Filmmaker: As a white chick who identifies as genderqueer I’ve always subscribed to the, perhaps romantic, notion that indigenous communities are more accepting of transgender people than the population at large. Your film does show this – as the medicine man and his wife completely accept their trans granddaughter for who she is – but it also addresses a more complicated reality, with a younger generation maybe not so at ease. (Yet off the rez it’s the exact opposite – with millennials supporting LGBT rights far more than their elders.) Is this actually the case – or am I reading too much into a fictional storyline?

Freeland: I can only speak to my own experiences on this. The grandma and grandpa characters represent the more traditional aspects of Navajo culture. And one of those aspects includes the concept of 3rd and 4th genders. The mindset on the reservation tends to be more conservative, but because this is part of the culture, it made perfect sense that they would be accepting of Felixia.

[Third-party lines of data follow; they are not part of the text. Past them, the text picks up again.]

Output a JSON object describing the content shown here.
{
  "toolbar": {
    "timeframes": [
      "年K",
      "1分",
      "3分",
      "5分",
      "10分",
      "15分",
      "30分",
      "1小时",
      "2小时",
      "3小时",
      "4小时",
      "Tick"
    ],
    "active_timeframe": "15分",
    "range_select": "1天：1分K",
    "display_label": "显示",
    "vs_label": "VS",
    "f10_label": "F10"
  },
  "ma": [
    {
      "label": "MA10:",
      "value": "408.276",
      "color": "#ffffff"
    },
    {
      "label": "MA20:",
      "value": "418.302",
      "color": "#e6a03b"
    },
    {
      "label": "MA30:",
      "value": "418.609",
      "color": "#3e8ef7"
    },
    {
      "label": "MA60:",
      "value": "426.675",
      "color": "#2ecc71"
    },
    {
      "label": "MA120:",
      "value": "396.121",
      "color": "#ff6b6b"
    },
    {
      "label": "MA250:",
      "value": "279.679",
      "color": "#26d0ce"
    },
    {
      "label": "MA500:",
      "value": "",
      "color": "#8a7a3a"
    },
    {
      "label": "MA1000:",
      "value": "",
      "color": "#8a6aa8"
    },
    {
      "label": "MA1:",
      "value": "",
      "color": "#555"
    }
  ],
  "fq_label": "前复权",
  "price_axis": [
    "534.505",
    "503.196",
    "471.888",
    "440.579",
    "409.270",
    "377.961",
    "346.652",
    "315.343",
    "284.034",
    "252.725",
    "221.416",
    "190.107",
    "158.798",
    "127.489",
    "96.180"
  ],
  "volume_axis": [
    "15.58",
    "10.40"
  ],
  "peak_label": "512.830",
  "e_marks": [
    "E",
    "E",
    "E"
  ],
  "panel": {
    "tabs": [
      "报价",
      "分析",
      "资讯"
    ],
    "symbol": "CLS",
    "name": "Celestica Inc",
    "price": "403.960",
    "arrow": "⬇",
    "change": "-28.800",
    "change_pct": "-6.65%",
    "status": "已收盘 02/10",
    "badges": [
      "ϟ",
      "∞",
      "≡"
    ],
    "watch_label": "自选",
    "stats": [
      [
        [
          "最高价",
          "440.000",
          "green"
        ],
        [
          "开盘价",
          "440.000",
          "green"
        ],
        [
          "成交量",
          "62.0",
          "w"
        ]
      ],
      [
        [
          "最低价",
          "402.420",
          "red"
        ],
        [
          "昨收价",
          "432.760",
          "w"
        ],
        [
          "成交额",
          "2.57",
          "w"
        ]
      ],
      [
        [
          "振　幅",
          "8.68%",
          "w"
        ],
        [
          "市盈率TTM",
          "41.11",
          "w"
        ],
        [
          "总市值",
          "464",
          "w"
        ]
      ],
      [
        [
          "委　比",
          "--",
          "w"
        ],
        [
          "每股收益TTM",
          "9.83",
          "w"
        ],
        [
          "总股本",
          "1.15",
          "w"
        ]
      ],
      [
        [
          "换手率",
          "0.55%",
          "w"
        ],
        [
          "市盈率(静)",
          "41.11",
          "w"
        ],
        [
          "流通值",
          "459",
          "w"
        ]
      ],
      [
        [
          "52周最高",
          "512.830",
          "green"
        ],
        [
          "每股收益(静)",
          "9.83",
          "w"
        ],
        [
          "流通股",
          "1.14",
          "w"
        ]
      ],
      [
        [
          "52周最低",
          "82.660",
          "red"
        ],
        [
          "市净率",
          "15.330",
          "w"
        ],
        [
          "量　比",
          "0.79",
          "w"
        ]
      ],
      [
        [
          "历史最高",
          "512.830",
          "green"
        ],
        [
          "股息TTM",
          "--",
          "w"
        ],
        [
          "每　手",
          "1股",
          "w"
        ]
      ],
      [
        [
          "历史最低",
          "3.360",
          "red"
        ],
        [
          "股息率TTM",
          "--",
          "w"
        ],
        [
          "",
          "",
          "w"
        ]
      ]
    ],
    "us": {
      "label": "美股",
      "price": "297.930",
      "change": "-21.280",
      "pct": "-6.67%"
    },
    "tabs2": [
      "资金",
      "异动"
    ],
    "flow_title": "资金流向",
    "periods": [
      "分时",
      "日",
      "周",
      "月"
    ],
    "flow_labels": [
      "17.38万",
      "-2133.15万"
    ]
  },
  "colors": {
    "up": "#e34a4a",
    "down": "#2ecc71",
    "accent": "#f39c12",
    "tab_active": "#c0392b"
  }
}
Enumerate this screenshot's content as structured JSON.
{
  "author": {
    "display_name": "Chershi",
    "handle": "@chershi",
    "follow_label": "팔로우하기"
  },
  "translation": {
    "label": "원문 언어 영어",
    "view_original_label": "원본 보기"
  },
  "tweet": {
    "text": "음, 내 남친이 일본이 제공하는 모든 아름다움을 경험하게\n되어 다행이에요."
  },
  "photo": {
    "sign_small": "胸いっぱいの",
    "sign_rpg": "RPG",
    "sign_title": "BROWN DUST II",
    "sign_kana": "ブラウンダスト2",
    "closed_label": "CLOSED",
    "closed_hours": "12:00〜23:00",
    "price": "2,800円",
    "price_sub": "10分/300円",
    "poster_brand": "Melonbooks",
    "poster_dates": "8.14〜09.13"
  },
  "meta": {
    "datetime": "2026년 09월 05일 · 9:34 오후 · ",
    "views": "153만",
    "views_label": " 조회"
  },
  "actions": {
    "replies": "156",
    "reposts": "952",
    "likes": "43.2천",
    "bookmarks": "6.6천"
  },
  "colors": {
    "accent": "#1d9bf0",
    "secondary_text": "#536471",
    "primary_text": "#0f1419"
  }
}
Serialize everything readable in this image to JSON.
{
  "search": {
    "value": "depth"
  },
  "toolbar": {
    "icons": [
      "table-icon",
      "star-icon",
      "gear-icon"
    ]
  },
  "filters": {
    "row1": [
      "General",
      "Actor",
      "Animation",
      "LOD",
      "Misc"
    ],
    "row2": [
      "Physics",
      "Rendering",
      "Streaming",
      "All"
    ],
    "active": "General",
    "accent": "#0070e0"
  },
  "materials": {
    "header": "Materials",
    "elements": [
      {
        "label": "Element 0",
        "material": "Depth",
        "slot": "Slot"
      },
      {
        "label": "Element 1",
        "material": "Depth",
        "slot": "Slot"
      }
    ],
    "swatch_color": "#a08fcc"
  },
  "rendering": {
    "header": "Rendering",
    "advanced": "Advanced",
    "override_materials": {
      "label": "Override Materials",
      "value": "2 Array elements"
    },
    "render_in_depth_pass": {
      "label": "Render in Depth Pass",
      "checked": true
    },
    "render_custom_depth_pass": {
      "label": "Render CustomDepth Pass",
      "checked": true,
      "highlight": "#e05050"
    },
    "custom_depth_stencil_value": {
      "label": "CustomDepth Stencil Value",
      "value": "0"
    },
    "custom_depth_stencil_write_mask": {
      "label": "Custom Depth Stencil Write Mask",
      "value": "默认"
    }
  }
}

Now here is the ironic part – I grew up on the reservation but had no idea about this aspect of Navajo culture. The first time I really heard about it was when I moved to San Francisco. I met a trans woman who, when learning that I was Navajo, was like “Wow, the reservation must be so loving and accepting of the trans people!” I didn’t know what she was talking about at the time, but I was able to research and learn more about this. It ended up that I had to move to San Francisco to learn about my own culture.

Filmmaker: You’ve been involved with the Sundance Institute for a number of years, having taken Drunktown’s Finest from the Native Filmmakers Lab to the Screenwriters Lab, to the Directors Lab and Composers Lab, to the Producers Summit. Which stage of the process proved most useful during actual production and, conversely, was there any aspect you wish could have been more helpful?

Freeland: The Screenwriters Lab and Directors lab were absolutely crucial to my growth as a filmmaker. It completely changed my outlook and approach to writing and directing.

My writing approach going into the Screenwriters Lab was more of a plot-based one. What they really challenged me to do was really focus on character, to let character influence plot instead of vice versa. My directing approach going into the Directors Lab was more of a “getting specific shots” (trying to get the exact shots I had storyboarded, etc.). Again, they really challenged me to focus more on performance, instead of trying to capture individual shots.

This led me to work more on a script that was character driven, and a directing approach that was performance driven. It sounds like a simple concept, but I feel like the film is so much better for it.

Filmmaker: How do you feel about labels? It took years for Spike Lee to transcend the “black” before “filmmaker,” yet I would venture to guess that Chris Eyre is still known as the Indian who did Smoke Signals. (Then again, we’re talking about indie not Hollywood. Lana Wachowski’s label is probably a big dollar sign.) Do they allow underrepresented artists and audience members to connect, or keep the filmmaker in a constrictive box? Both?

Freeland: Yeah, labels are tricky. I am a member of both the Native community and the LGBT community. However, my goal with this film was to not go into it with an agenda. I simply wanted to tell the best possible story I could tell. My thinking is, if I can get someone from New York City to relate to the plight of a Navajo transsexual on an Indian reservation, then that kind of negates the need for labels. That to me is the beauty of filmmaking.

© 2016 Filmmaker Magazine
All Rights Reserved
A Publication of IPF